Records to process
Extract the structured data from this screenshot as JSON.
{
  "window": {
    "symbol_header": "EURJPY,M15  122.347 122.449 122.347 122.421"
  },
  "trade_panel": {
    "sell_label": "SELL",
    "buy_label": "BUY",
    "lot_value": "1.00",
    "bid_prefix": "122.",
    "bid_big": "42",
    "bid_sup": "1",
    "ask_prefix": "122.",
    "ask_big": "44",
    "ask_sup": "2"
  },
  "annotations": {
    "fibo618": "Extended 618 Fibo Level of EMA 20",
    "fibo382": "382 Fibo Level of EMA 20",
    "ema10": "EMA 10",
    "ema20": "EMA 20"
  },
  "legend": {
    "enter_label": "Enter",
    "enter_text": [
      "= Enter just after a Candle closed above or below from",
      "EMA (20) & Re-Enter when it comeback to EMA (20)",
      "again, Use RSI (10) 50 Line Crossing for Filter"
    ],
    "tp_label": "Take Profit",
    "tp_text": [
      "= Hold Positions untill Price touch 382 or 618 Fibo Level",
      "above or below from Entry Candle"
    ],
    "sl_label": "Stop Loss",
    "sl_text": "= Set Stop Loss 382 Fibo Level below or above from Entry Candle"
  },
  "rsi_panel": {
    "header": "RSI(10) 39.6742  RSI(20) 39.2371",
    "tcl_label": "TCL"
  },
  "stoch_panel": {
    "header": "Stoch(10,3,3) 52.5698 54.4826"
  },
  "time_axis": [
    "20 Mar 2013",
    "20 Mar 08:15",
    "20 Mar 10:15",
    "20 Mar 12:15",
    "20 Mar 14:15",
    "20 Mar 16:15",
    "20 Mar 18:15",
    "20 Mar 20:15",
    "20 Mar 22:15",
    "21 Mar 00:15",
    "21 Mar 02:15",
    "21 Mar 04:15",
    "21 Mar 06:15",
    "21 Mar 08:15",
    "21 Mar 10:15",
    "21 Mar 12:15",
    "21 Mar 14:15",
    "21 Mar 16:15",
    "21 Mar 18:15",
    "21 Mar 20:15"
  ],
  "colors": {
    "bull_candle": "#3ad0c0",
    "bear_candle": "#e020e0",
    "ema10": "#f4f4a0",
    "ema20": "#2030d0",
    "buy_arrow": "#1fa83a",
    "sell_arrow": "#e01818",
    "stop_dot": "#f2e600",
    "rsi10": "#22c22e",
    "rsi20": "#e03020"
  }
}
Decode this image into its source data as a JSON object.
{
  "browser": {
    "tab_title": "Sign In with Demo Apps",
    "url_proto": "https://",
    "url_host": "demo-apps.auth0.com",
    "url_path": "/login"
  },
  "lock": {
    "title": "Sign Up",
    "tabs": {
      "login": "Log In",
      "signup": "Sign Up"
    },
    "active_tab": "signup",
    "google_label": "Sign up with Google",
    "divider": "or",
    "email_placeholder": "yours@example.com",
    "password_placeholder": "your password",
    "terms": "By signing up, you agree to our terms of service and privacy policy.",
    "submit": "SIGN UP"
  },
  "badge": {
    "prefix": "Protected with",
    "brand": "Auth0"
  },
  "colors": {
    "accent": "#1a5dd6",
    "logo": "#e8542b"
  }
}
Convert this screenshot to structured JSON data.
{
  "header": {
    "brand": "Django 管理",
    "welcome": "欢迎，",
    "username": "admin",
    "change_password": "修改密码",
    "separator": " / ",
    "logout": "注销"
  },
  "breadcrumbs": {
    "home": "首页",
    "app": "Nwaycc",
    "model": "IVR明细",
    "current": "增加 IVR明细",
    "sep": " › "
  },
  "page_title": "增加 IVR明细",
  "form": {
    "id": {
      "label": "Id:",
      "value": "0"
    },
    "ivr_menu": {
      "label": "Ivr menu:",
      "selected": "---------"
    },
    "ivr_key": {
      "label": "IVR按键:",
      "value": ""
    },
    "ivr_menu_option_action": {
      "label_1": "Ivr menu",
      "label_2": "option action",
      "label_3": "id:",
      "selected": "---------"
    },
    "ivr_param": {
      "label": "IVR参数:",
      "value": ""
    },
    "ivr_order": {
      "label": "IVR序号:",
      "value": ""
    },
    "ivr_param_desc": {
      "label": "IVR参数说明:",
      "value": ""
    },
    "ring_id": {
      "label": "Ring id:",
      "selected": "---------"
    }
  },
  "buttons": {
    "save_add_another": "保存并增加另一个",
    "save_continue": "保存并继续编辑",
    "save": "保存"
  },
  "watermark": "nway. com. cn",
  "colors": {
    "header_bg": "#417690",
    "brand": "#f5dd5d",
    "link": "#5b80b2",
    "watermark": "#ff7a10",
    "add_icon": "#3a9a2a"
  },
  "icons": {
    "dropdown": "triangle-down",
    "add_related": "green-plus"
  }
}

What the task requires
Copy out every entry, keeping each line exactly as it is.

Written answer
Extract the structured data from this screenshot as JSON.
{
  "window": {
    "symbol_header": "EURJPY,M15  122.347 122.449 122.347 122.421"
  },
  "trade_panel": {
    "sell_label": "SELL",
    "buy_label": "BUY",
    "lot_value": "1.00",
    "bid_prefix": "122.",
    "bid_big": "42",
    "bid_sup": "1",
    "ask_prefix": "122.",
    "ask_big": "44",
    "ask_sup": "2"
  },
  "annotations": {
    "fibo618": "Extended 618 Fibo Level of EMA 20",
    "fibo382": "382 Fibo Level of EMA 20",
    "ema10": "EMA 10",
    "ema20": "EMA 20"
  },
  "legend": {
    "enter_label": "Enter",
    "enter_text": [
      "= Enter just after a Candle closed above or below from",
      "EMA (20) & Re-Enter when it comeback to EMA (20)",
      "again, Use RSI (10) 50 Line Crossing for Filter"
    ],
    "tp_label": "Take Profit",
    "tp_text": [
      "= Hold Positions untill Price touch 382 or 618 Fibo Level",
      "above or below from Entry Candle"
    ],
    "sl_label": "Stop Loss",
    "sl_text": "= Set Stop Loss 382 Fibo Level below or above from Entry Candle"
  },
  "rsi_panel": {
    "header": "RSI(10) 39.6742  RSI(20) 39.2371",
    "tcl_label": "TCL"
  },
  "stoch_panel": {
    "header": "Stoch(10,3,3) 52.5698 54.4826"
  },
  "time_axis": [
    "20 Mar 2013",
    "20 Mar 08:15",
    "20 Mar 10:15",
    "20 Mar 12:15",
    "20 Mar 14:15",
    "20 Mar 16:15",
    "20 Mar 18:15",
    "20 Mar 20:15",
    "20 Mar 22:15",
    "21 Mar 00:15",
    "21 Mar 02:15",
    "21 Mar 04:15",
    "21 Mar 06:15",
    "21 Mar 08:15",
    "21 Mar 10:15",
    "21 Mar 12:15",
    "21 Mar 14:15",
    "21 Mar 16:15",
    "21 Mar 18:15",
    "21 Mar 20:15"
  ],
  "colors": {
    "bull_candle": "#3ad0c0",
    "bear_candle": "#e020e0",
    "ema10": "#f4f4a0",
    "ema20": "#2030d0",
    "buy_arrow": "#1fa83a",
    "sell_arrow": "#e01818",
    "stop_dot": "#f2e600",
    "rsi10": "#22c22e",
    "rsi20": "#e03020"
  }
}
Decode this image into its source data as a JSON object.
{
  "browser": {
    "tab_title": "Sign In with Demo Apps",
    "url_proto": "https://",
    "url_host": "demo-apps.auth0.com",
    "url_path": "/login"
  },
  "lock": {
    "title": "Sign Up",
    "tabs": {
      "login": "Log In",
      "signup": "Sign Up"
    },
    "active_tab": "signup",
    "google_label": "Sign up with Google",
    "divider": "or",
    "email_placeholder": "yours@example.com",
    "password_placeholder": "your password",
    "terms": "By signing up, you agree to our terms of service and privacy policy.",
    "submit": "SIGN UP"
  },
  "badge": {
    "prefix": "Protected with",
    "brand": "Auth0"
  },
  "colors": {
    "accent": "#1a5dd6",
    "logo": "#e8542b"
  }
}
Convert this screenshot to structured JSON data.
{
  "header": {
    "brand": "Django 管理",
    "welcome": "欢迎，",
    "username": "admin",
    "change_password": "修改密码",
    "separator": " / ",
    "logout": "注销"
  },
  "breadcrumbs": {
    "home": "首页",
    "app": "Nwaycc",
    "model": "IVR明细",
    "current": "增加 IVR明细",
    "sep": " › "
  },
  "page_title": "增加 IVR明细",
  "form": {
    "id": {
      "label": "Id:",
      "value": "0"
    },
    "ivr_menu": {
      "label": "Ivr menu:",
      "selected": "---------"
    },
    "ivr_key": {
      "label": "IVR按键:",
      "value": ""
    },
    "ivr_menu_option_action": {
      "label_1": "Ivr menu",
      "label_2": "option action",
      "label_3": "id:",
      "selected": "---------"
    },
    "ivr_param": {
      "label": "IVR参数:",
      "value": ""
    },
    "ivr_order": {
      "label": "IVR序号:",
      "value": ""
    },
    "ivr_param_desc": {
      "label": "IVR参数说明:",
      "value": ""
    },
    "ring_id": {
      "label": "Ring id:",
      "selected": "---------"
    }
  },
  "buttons": {
    "save_add_another": "保存并增加另一个",
    "save_continue": "保存并继续编辑",
    "save": "保存"
  },
  "watermark": "nway. com. cn",
  "colors": {
    "header_bg": "#417690",
    "brand": "#f5dd5d",
    "link": "#5b80b2",
    "watermark": "#ff7a10",
    "add_icon": "#3a9a2a"
  },
  "icons": {
    "dropdown": "triangle-down",
    "add_related": "green-plus"
  }
}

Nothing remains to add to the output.